» **ABOUT THIS EXERCISE**
Please write out the data below once more, exactly as it stands.

» **RECORDED INFORMATION**
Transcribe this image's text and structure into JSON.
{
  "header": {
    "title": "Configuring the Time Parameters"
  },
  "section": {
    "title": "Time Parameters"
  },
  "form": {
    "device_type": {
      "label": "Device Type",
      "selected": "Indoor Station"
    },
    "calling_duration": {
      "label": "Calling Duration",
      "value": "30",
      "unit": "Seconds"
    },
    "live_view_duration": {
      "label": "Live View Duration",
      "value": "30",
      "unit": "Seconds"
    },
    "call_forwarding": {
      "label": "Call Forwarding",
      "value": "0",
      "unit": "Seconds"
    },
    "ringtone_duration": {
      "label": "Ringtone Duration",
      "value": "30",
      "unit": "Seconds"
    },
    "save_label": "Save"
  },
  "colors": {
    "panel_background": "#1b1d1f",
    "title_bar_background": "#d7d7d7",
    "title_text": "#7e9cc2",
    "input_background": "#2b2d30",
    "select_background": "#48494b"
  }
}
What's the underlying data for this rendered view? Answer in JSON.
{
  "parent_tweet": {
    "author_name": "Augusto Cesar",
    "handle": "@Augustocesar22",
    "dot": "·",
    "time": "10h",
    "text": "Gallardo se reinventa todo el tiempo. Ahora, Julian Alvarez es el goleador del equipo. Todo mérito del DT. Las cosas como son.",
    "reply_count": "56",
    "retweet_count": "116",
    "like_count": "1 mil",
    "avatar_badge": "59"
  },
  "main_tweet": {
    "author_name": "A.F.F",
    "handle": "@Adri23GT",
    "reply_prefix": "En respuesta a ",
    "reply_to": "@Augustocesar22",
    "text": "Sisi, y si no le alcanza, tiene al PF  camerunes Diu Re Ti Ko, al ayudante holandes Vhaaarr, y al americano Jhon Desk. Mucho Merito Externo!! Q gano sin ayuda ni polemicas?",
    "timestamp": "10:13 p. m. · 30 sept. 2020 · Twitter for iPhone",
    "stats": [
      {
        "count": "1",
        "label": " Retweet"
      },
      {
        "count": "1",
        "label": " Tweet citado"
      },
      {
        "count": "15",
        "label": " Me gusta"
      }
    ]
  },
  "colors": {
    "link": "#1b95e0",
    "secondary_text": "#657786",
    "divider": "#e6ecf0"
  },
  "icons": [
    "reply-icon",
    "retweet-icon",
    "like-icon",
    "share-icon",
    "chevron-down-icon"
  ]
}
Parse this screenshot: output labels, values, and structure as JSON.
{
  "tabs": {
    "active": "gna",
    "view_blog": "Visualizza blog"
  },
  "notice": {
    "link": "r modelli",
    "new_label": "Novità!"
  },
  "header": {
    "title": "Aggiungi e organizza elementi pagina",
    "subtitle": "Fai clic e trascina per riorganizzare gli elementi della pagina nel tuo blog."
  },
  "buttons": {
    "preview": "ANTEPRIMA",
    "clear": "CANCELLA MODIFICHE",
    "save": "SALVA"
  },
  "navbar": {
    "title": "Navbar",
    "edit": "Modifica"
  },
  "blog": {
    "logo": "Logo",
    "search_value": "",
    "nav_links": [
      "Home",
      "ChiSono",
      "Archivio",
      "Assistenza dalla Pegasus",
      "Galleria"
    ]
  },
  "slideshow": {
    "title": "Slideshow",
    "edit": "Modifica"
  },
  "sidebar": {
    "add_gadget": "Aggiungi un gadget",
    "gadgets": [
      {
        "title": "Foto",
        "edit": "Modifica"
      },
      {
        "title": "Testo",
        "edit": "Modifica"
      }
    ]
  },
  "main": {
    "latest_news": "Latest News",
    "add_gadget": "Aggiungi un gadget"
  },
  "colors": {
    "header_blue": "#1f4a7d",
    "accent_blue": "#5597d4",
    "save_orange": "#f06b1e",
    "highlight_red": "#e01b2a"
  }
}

» **RESULT OF THIS TASK**
Transcribe this image's text and structure into JSON.
{
  "header": {
    "title": "Configuring the Time Parameters"
  },
  "section": {
    "title": "Time Parameters"
  },
  "form": {
    "device_type": {
      "label": "Device Type",
      "selected": "Indoor Station"
    },
    "calling_duration": {
      "label": "Calling Duration",
      "value": "30",
      "unit": "Seconds"
    },
    "live_view_duration": {
      "label": "Live View Duration",
      "value": "30",
      "unit": "Seconds"
    },
    "call_forwarding": {
      "label": "Call Forwarding",
      "value": "0",
      "unit": "Seconds"
    },
    "ringtone_duration": {
      "label": "Ringtone Duration",
      "value": "30",
      "unit": "Seconds"
    },
    "save_label": "Save"
  },
  "colors": {
    "panel_background": "#1b1d1f",
    "title_bar_background": "#d7d7d7",
    "title_text": "#7e9cc2",
    "input_background": "#2b2d30",
    "select_background": "#48494b"
  }
}
What's the underlying data for this rendered view? Answer in JSON.
{
  "parent_tweet": {
    "author_name": "Augusto Cesar",
    "handle": "@Augustocesar22",
    "dot": "·",
    "time": "10h",
    "text": "Gallardo se reinventa todo el tiempo. Ahora, Julian Alvarez es el goleador del equipo. Todo mérito del DT. Las cosas como son.",
    "reply_count": "56",
    "retweet_count": "116",
    "like_count": "1 mil",
    "avatar_badge": "59"
  },
  "main_tweet": {
    "author_name": "A.F.F",
    "handle": "@Adri23GT",
    "reply_prefix": "En respuesta a ",
    "reply_to": "@Augustocesar22",
    "text": "Sisi, y si no le alcanza, tiene al PF  camerunes Diu Re Ti Ko, al ayudante holandes Vhaaarr, y al americano Jhon Desk. Mucho Merito Externo!! Q gano sin ayuda ni polemicas?",
    "timestamp": "10:13 p. m. · 30 sept. 2020 · Twitter for iPhone",
    "stats": [
      {
        "count": "1",
        "label": " Retweet"
      },
      {
        "count": "1",
        "label": " Tweet citado"
      },
      {
        "count": "15",
        "label": " Me gusta"
      }
    ]
  },
  "colors": {
    "link": "#1b95e0",
    "secondary_text": "#657786",
    "divider": "#e6ecf0"
  },
  "icons": [
    "reply-icon",
    "retweet-icon",
    "like-icon",
    "share-icon",
    "chevron-down-icon"
  ]
}
Parse this screenshot: output labels, values, and structure as JSON.
{
  "tabs": {
    "active": "gna",
    "view_blog": "Visualizza blog"
  },
  "notice": {
    "link": "r modelli",
    "new_label": "Novità!"
  },
  "header": {
    "title": "Aggiungi e organizza elementi pagina",
    "subtitle": "Fai clic e trascina per riorganizzare gli elementi della pagina nel tuo blog."
  },
  "buttons": {
    "preview": "ANTEPRIMA",
    "clear": "CANCELLA MODIFICHE",
    "save": "SALVA"
  },
  "navbar": {
    "title": "Navbar",
    "edit": "Modifica"
  },
  "blog": {
    "logo": "Logo",
    "search_value": "",
    "nav_links": [
      "Home",
      "ChiSono",
      "Archivio",
      "Assistenza dalla Pegasus",
      "Galleria"
    ]
  },
  "slideshow": {
    "title": "Slideshow",
    "edit": "Modifica"
  },
  "sidebar": {
    "add_gadget": "Aggiungi un gadget",
    "gadgets": [
      {
        "title": "Foto",
        "edit": "Modifica"
      },
      {
        "title": "Testo",
        "edit": "Modifica"
      }
    ]
  },
  "main": {
    "latest_news": "Latest News",
    "add_gadget": "Aggiungi un gadget"
  },
  "colors": {
    "header_blue": "#1f4a7d",
    "accent_blue": "#5597d4",
    "save_orange": "#f06b1e",
    "highlight_red": "#e01b2a"
  }
}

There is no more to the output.